It’s important to note that dietary choices are not always entirely within an individual’s control, especially when it comes to managing the different types of cholesterol such as LDL and HDL levels. Cultural or social influences, availability of specific foods, and personal preferences can impact food choices and make it difficult to follow a cholesterol-lowering diet consistently. Recognizing and addressing these external factors can support long-term dietary adherence and promote cholesterol management.
To navigate these challenges effectively, it is crucial to work closely with a healthcare professional or registered dietitian. They can provide personalized guidance, assess your unique cholesterol risk factors, and develop a comprehensive approach to cholesterol management that includes dietary adjustments and other necessary interventions.

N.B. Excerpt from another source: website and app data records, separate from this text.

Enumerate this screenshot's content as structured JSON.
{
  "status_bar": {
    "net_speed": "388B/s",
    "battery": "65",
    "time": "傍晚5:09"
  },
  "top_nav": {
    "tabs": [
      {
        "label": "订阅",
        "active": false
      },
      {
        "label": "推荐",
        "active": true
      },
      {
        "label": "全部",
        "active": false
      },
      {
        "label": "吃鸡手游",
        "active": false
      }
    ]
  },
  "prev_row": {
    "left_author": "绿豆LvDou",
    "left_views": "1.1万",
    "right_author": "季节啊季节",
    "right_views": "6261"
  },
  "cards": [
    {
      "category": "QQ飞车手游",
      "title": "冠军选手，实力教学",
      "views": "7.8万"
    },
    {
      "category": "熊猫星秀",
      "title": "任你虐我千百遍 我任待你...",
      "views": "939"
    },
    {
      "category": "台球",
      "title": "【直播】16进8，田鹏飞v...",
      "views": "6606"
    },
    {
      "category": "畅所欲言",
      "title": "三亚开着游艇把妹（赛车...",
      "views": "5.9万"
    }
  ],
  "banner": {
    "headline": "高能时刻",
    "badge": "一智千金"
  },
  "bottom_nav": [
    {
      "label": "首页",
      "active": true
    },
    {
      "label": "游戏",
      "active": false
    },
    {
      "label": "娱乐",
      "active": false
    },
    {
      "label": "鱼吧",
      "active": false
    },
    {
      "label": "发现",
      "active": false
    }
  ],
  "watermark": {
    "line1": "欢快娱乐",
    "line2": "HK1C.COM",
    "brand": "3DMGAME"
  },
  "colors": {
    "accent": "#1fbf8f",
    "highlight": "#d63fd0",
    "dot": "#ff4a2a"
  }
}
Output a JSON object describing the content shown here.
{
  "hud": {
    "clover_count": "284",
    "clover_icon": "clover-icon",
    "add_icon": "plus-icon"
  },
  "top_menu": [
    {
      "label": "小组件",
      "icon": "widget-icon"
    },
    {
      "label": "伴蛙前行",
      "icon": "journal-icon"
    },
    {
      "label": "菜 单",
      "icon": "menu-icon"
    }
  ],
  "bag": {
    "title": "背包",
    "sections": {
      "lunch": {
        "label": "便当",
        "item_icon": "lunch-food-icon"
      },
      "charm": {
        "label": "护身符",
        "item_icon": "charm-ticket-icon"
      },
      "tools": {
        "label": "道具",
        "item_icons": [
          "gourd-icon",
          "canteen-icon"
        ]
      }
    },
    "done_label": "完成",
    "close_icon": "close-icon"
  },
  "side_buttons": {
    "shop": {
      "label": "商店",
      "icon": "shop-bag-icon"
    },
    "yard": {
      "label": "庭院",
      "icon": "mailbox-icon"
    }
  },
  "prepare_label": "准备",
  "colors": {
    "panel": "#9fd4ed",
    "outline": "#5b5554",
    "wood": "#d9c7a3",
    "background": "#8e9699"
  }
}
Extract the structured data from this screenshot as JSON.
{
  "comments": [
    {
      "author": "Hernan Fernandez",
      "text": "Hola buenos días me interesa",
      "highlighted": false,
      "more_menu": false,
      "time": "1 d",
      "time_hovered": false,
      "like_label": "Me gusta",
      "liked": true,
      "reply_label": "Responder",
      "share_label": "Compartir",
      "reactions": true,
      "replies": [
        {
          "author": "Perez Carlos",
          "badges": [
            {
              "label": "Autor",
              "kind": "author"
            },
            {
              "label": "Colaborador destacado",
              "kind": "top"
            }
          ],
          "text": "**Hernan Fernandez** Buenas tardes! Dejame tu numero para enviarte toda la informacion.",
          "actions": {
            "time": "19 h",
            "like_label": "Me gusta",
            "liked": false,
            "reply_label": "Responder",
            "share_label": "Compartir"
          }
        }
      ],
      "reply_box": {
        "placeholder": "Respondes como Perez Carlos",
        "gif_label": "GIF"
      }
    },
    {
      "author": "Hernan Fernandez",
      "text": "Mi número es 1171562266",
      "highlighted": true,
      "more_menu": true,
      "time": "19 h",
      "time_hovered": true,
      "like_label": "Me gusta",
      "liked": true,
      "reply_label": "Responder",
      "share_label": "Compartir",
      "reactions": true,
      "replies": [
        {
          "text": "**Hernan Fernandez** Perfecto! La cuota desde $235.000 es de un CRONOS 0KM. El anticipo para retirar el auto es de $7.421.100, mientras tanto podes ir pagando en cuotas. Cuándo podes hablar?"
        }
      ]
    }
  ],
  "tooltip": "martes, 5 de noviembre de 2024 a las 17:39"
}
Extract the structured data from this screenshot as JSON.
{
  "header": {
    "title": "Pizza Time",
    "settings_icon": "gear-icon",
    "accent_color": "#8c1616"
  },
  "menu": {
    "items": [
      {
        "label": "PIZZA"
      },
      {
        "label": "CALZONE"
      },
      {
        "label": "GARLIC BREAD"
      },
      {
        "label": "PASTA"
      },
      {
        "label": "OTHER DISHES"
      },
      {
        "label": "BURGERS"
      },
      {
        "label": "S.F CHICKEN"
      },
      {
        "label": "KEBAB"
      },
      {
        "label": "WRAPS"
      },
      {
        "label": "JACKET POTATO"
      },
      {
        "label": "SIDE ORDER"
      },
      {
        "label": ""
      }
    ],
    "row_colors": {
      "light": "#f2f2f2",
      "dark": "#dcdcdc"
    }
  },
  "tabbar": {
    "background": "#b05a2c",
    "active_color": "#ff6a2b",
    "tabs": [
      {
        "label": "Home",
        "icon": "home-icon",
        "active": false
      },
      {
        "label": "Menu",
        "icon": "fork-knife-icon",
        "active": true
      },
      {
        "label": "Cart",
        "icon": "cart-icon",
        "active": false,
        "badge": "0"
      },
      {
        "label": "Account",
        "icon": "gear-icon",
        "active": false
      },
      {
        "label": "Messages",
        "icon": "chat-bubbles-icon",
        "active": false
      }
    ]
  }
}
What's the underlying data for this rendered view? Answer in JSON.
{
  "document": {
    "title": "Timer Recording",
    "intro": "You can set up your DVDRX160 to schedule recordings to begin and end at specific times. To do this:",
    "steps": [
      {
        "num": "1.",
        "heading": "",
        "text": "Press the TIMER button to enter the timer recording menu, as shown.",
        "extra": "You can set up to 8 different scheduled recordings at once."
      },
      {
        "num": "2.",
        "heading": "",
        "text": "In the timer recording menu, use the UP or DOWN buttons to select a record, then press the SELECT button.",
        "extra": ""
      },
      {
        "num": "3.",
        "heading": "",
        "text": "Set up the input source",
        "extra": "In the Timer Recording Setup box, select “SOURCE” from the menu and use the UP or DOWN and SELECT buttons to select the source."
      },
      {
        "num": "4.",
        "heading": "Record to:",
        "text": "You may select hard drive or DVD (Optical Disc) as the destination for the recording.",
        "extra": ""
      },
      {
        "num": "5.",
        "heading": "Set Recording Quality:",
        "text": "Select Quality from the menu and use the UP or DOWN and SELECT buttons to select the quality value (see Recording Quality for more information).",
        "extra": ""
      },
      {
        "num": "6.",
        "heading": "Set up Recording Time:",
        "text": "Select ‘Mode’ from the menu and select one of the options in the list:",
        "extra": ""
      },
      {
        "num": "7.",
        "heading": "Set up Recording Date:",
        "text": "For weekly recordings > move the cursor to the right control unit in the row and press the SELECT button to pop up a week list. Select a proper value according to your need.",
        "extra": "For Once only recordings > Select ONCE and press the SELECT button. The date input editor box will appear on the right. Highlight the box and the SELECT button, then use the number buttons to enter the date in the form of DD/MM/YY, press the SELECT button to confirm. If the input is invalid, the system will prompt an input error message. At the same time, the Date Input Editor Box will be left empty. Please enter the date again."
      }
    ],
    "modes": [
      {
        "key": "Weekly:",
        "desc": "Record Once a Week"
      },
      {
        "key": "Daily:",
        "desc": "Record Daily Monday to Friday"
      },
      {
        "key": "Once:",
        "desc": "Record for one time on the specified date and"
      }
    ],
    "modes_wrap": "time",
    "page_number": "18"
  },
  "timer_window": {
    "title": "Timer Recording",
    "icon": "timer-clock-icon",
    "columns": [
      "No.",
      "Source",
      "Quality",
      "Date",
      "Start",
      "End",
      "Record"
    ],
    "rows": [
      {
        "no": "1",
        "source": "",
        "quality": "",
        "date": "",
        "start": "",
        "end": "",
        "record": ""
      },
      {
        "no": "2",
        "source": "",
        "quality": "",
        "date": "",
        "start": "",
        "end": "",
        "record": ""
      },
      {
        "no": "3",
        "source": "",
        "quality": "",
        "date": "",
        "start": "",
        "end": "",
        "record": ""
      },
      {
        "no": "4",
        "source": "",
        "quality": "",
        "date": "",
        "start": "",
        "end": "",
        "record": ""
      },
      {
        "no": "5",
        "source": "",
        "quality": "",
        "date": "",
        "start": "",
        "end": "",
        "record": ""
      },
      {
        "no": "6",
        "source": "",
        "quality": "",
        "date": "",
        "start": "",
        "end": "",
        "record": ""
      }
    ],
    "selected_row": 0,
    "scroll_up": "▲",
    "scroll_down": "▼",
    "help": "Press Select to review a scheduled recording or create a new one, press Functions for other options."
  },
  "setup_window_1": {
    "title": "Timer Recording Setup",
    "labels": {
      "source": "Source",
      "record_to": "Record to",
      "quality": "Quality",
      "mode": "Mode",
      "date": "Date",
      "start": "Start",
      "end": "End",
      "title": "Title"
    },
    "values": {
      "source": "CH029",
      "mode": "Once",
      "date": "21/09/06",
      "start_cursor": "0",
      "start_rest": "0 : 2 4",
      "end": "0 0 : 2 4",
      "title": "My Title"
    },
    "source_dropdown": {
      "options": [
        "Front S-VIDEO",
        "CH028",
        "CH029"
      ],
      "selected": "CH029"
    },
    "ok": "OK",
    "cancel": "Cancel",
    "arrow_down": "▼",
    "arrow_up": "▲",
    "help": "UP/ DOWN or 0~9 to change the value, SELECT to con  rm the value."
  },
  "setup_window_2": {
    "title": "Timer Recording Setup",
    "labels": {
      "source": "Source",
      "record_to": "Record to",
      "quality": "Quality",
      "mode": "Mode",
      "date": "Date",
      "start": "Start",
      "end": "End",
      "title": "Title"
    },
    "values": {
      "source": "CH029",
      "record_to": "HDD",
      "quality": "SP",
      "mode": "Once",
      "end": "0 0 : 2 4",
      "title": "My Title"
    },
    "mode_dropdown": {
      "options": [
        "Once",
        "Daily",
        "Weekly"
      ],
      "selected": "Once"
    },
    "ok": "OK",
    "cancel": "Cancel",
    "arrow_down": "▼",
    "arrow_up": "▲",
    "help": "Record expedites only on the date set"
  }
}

Lowering cholesterol with weight loss and diet choices is an effective approach to managing cholesterol levels. By following a heart-healthy diet, increasing physical activity, and making lifestyle changes, you can lower your cholesterol levels and reduce the risk of heart disease. It is important to choose diets that focus on whole, plant-based foods, lean proteins, and healthy fats, while avoiding high saturated fat and processed foods. With dedication and consistency, you can successfully lower cholesterol and improve your overall health.
- Lowering cholesterol is crucial for heart health.
- Weight loss and diet choices play a significant role in managing cholesterol levels.
- Avoiding foods high in saturated fats and incorporating heart-healthy foods can help lower cholesterol.
- The Mediterranean diet, DASH diet, and TLC diet are recommended for lowering cholesterol.
- Combining diet and exercise can lead to quicker results in lowering cholesterol levels.
- Avoid foods that increase cholesterol, particularly contributing to high LDL and low HDL, and contribute to weight gain, such as red meats, full-fat dairy products, baked goods with saturated and trans fats, and fried foods.